missionaries

[Meet Your Missionaries] The Cross Family

We are Asher and Loren Cross* serving with the International Mission Board. Although we grew up in Fort Smith and Dardanelle, we call Conway our adult home. We met at the University of Central Arkansas and settled near there after graduating college. We are members at The Summit Church in Conway. In 2013 we left Arkansas for East Asia and our two children, Lilly and Evan, were born there.

Read More »

Imprisoned believer writes, ‘We serve Him wherever we are’

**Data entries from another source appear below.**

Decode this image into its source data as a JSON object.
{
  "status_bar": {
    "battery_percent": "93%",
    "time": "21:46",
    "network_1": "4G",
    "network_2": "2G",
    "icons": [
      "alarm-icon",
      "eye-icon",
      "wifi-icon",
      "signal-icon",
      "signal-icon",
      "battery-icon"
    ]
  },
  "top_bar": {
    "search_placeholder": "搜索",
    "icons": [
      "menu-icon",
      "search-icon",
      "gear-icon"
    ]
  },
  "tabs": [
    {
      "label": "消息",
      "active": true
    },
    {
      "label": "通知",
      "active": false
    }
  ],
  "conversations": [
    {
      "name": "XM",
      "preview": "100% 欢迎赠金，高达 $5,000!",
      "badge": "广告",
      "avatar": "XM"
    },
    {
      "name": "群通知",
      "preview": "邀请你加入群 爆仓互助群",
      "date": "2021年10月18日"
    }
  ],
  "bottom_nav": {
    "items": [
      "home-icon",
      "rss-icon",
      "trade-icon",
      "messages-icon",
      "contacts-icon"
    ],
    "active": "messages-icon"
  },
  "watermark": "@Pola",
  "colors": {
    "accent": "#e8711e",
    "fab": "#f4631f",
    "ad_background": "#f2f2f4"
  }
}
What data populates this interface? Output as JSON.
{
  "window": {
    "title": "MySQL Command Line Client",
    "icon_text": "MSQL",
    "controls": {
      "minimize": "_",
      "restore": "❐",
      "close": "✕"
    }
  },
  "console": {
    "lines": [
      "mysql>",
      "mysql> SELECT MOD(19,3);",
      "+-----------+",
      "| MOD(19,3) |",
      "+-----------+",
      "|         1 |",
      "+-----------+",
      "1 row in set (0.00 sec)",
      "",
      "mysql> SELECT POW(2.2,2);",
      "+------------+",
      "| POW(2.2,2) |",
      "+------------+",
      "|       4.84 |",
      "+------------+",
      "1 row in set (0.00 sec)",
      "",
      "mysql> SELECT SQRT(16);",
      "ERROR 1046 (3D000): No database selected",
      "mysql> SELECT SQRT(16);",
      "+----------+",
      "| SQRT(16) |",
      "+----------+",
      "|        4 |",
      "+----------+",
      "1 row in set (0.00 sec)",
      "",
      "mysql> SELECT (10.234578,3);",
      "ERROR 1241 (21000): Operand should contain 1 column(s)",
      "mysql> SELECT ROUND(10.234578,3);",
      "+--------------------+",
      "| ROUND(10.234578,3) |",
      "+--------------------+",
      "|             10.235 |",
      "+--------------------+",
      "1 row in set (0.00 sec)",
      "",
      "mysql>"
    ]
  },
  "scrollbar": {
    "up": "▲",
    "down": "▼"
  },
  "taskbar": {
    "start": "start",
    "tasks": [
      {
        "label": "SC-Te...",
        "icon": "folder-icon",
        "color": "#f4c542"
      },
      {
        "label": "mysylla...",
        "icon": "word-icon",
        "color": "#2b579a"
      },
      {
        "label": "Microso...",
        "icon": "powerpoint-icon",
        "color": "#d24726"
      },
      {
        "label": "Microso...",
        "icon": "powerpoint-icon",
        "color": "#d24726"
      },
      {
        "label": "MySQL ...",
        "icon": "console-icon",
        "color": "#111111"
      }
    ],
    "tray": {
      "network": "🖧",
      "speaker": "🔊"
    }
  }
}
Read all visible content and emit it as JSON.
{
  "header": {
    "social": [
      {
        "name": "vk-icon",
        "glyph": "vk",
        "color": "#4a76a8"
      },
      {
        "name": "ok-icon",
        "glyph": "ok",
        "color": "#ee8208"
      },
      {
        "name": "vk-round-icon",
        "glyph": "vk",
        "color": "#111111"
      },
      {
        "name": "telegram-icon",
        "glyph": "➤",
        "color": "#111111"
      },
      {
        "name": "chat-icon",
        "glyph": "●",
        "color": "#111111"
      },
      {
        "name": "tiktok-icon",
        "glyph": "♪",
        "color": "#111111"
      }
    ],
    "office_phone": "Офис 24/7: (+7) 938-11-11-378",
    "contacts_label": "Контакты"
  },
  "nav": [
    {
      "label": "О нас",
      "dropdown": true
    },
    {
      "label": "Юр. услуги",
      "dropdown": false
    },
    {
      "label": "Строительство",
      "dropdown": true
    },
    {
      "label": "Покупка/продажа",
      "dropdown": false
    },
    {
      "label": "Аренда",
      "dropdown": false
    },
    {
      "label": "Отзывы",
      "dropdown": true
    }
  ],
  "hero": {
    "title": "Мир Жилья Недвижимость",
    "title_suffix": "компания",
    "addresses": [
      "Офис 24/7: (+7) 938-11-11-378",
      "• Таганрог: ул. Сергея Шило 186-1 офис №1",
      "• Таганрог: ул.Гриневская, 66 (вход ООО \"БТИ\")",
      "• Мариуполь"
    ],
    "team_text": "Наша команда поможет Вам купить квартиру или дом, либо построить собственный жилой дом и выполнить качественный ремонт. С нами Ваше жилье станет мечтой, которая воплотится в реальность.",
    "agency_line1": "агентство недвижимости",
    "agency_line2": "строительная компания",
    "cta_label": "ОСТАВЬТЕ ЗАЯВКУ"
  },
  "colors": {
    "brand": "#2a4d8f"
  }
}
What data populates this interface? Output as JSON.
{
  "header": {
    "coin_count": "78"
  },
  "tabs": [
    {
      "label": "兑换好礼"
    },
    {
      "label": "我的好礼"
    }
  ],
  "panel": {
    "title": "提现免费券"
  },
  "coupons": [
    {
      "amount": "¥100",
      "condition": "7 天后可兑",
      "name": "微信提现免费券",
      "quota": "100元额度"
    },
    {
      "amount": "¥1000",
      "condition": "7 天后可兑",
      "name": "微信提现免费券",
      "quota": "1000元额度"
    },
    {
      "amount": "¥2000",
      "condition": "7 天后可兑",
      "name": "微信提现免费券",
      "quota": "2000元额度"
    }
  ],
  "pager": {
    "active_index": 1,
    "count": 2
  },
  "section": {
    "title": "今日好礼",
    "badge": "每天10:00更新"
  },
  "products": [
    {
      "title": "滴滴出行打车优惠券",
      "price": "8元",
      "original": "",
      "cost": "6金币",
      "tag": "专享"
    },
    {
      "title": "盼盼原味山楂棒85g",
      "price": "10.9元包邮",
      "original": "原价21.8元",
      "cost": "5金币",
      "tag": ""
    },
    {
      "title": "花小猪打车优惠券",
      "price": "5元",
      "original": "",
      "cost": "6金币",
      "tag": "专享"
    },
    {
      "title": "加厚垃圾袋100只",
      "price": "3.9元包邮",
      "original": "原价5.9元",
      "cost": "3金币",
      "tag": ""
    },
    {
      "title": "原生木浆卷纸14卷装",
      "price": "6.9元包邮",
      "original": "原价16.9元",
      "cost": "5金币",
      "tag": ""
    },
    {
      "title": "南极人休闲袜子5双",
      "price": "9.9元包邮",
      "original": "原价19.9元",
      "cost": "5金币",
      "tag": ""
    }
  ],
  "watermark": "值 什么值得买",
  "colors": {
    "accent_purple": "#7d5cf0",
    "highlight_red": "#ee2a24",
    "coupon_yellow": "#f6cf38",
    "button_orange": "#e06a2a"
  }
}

Today, a Christian couple sits in prison. Arrested for sharing the gospel, they wait for another trial date to face the authorities and angry family members. They’ve been to trial already but have not yet heard a final verdict or sentencing. Trials are often postponed and drawn out, while government leaders look for further evidence against Christians and hope that believers will renounce their faith in Christ.

Read More »

A ‘New Hope’ for people with trauma

Traumatic experiences are part of the context for many missionaries, pastors and leaders who currently work with people who have been affected by some type of tragedy, especially in this time of pandemic. The suffering and the aftermath left by these experiences are part of the challenge that the Christian worker faces in presenting the message of the gospel.

Read More »

[Meet Your Missionaries] Travis and Beth

We are Travis and Beth Burkhalter and are currently serving with the International Mission Board (IMB) in Medellin, Colombia, with our four children. Our home church is University Baptist Church of Fayetteville, Arkansas. We have served with the IMB for over 11 years. The first eight were spent in a small jungle town on the Amazon River, and the past three have been spent in the city of Medellin in the Andes Mountains.

Read More »

Behind the Lens: ‘I don’t want to forget the history’

Winter scenes at the Auschwitz-Birkenau concentration camp near Kraków, Poland, are never cheerful and the weather usually has a big part to play. Even the cheerfully colored umbrellas of tourists exploring the ruins of the old camp barracks cannot change what history wrote there—the scar of concrete fenceposts and lives lost remain.

Read More »